Sunday, 5 December 2010
How to persuade people they don’t have time to cook any more!
‘A kilo of corn costs around 15p, a kilo of Cornflakes, on the high street, costs us £3, that’s a 2000% cost difference.’
The BBC are at present screening a mini series of three documentaries, dealing with the way multi national food companies induce us all to buy their products, last week the focus was on the bottled water industry, this week was the turn of breakfast cereals and next week, yogurt will be in the spot light.
These three programmes are extraordinary in that they expose the cleaver marketing tricks multi national companies use to flog their useless products. The programmes are not being screened by some anti capitalist, revolutionary organisation, but are made, and screened by the BBC for goodness sake!
We thought we knew all about the dark ways employed by global capitalism to sell their products, but these three programme open up a completely new chapter. Here are the producers themselves telling us, in their own words just how they make their billions!
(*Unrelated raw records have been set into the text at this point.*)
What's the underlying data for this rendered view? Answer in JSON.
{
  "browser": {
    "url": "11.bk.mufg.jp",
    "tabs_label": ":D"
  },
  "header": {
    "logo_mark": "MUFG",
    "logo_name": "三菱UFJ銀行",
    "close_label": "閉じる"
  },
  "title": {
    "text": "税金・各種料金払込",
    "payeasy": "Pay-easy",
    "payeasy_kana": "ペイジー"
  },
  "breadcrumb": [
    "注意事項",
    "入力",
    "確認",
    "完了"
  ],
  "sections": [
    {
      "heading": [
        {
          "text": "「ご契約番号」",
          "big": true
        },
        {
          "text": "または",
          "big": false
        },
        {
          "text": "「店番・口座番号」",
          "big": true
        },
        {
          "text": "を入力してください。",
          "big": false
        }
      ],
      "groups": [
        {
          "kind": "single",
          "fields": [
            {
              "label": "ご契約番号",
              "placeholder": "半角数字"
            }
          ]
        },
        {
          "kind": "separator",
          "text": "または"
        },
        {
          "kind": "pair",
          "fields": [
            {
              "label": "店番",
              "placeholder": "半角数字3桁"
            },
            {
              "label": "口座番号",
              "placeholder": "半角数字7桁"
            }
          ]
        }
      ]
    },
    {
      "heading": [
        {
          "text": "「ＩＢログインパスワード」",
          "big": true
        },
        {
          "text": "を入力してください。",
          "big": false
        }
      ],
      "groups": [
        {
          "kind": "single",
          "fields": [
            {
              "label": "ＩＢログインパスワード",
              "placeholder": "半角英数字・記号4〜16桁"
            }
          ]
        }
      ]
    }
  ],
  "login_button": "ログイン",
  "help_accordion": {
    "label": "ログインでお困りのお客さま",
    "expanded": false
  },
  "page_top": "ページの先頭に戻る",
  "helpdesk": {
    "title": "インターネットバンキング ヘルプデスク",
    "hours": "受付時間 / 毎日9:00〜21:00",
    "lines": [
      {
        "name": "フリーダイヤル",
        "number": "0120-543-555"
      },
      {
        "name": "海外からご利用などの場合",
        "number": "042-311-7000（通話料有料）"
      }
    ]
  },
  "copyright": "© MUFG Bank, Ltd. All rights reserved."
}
The latest programme dealt with the convenience breakfast cereal market and spoke to insiders from the big players in this highly lucrative market. As the founder and ex chairman of Weetabix said, without a trace of irony, “people buy our cereals because they thrust what you tell them”
This is the fast and easy way to make vast profits, by making so called ‘foods,’ they have no or little nutritional value and convincing customers through the power of marketing that they simply must buy the product.
As the food writer Michael Pollen commented in the programme, “the way you make money is to process food, add convenience, add packaging, add health claims, whatever you can do to complicate it, to get people to buy it.”
A famous and often quoted experiment was carried out in the 1970’s. Rats were fed a range of different cereals. The conclusion being that they would be better off eating the cardboard box then the contents inside.
The cereal companies have always used the trick of targeting children. This ploy ensures brand loyalty from an early age. So kids are blitzed with images of cuddly cartoon characters each one of which is associated with a particular cereal (remember Tony the Tiger)! The children’s cereal market alone is worth over six hundred million pounds.
But in 2006, legislation banned their adverts during children’s television programmes, because of the high sugar and salt contents of their products. The companies were forced to take out much of the sugar and salt.
The companies simply glossed over the fact that they had been forced to alter the contents of their cereals but, instead claimed they were simply giving the customers what they wanted, They’ve asked us to give them more choice, which we are happy to do” Says the head of Kellogg's, UK. We’ve done that, and we feel good about it.”
Breakfast cereals are the epitome of the global markets’ triumph of persuasion! They are the blank space for our aspirations and our neurosis and, in the process they made billions.